Nvidia, the graphic-card master, wants to do for self-driving cars what it’s done for gaming and supercomputing. It wants to supply the hardware core—the automotive brain onto which others can build their applications.
It’s called Drive PX, and next month it will be released to auto makers and top-tier suppliers for US $10,000 a pop (that’s a development kit—future commercial versions will cost far less). It packs a pair of the company’s Tegra X1 processors, each capable of a bit more than a teraflop—a trillion floating-point operations per second. Together they can manage up to 12 cameras, including units that monitor the driver for things like drowsiness or distractedness. “Sensor fusion,” which puts the various streams of data into a single picture, can even include input from radar and its laser-ranging equivalent, lidar. The result is the ability to recognize cars, pedestrians and street signs.
If you’ve played Grand Theft Auto, you’ll have a good idea of what a professional driving simulator is like, and if you’ve played with simulators, you’ll have a passing familiarity with self-driving cars. These systems manage parallel streams of visual data—and parallel processing is what Nvidia’s graphics processing units, or GPUs, are designed for.
Until now, the main non-gamelike application for GPUs has been in supercomputers, which also bears on the self-driving problem, where it’s important to dive into huge databases in order to learn from experience. Nvidia calls this its “deep learning” project.
“The majority of top supercomputers use Nvidia GPUs, including Titan, the largest in the U.S.,” notes Michael Houston, the technical lead for the project. “Deep learning has different applications. The focus has been on the visual analysis of imaging in video—web science, embedded systems and automotive. Fundamentally, we’re processing pixels.”

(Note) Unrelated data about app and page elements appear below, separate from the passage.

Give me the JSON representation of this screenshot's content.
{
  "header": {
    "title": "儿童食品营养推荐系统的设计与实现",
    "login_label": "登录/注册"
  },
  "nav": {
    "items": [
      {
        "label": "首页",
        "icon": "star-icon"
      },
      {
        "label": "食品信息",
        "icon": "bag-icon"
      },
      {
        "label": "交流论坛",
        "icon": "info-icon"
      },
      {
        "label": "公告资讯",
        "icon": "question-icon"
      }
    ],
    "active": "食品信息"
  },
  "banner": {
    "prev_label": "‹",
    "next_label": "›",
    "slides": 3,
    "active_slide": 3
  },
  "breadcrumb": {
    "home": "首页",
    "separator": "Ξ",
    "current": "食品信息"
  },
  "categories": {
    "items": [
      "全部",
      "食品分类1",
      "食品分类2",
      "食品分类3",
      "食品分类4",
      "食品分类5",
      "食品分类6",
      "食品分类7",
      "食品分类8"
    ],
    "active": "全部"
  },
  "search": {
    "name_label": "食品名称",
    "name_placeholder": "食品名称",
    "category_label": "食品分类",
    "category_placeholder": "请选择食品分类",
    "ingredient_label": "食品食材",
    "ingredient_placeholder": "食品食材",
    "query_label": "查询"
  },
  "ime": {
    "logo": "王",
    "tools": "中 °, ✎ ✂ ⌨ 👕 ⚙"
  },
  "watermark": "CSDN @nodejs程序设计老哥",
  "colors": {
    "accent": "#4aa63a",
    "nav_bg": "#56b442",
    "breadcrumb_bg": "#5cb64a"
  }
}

Learning as you go would be the ideal experimental method, and such a skill would come in handy whenever the high-detail maps on which autonomous cars rely fail—for instance, when a truck jackknifes, closing a lane. Right now, though, safety regulators take a dim view of such cybernetic self-assertion, so anything a car learns must first be uploaded to the cloud for analysis offline. Only later can the car get the lesson via software updates.
Auto companies that work with Nvidia (which, by the way, already has processors of one kind or another in some 8 million cars) and are presumed to be lining up for the development kit include Tesla, Audi and BMW, as well as top-tier suppliers, such as Delphi. These companies will build their own systems on top of the Nvidia framework.
“We produce a reference design,” says Danny Shapiro, Nvidia’s automotive senior director. “But the application layer—with the software, algorithms, and libraries—is still often the role of the automaker itself.”
Nvidia’s gaming savvy is also coming into play in other ways. The company uses similar GPU-based systems in highly realistic simulators that make it much easier to model problems that robotic cars are likely to face on the streets.
“That’s the cool thing about simulation,” Houston says. “There are lots of rare events, but you can create models of them. Take the failure case involving driver-assistance using radar: anything that’s highly reflective—metal confetti or a Mylar balloon, for example—will build a large radar signature. We actually had an engineer driving when an empty potatochip bag blew in front and the car slammed on the brakes.”
Lidar has its own weaknesses, which simulators can model and help to correct. “Lidar doesn’t like highly reflective objects, like store windows downtown,” Houston says. “It’s hard to test in the car, but you can build it in software and test that way. That’s how we harden our stuff before we go to the test track.”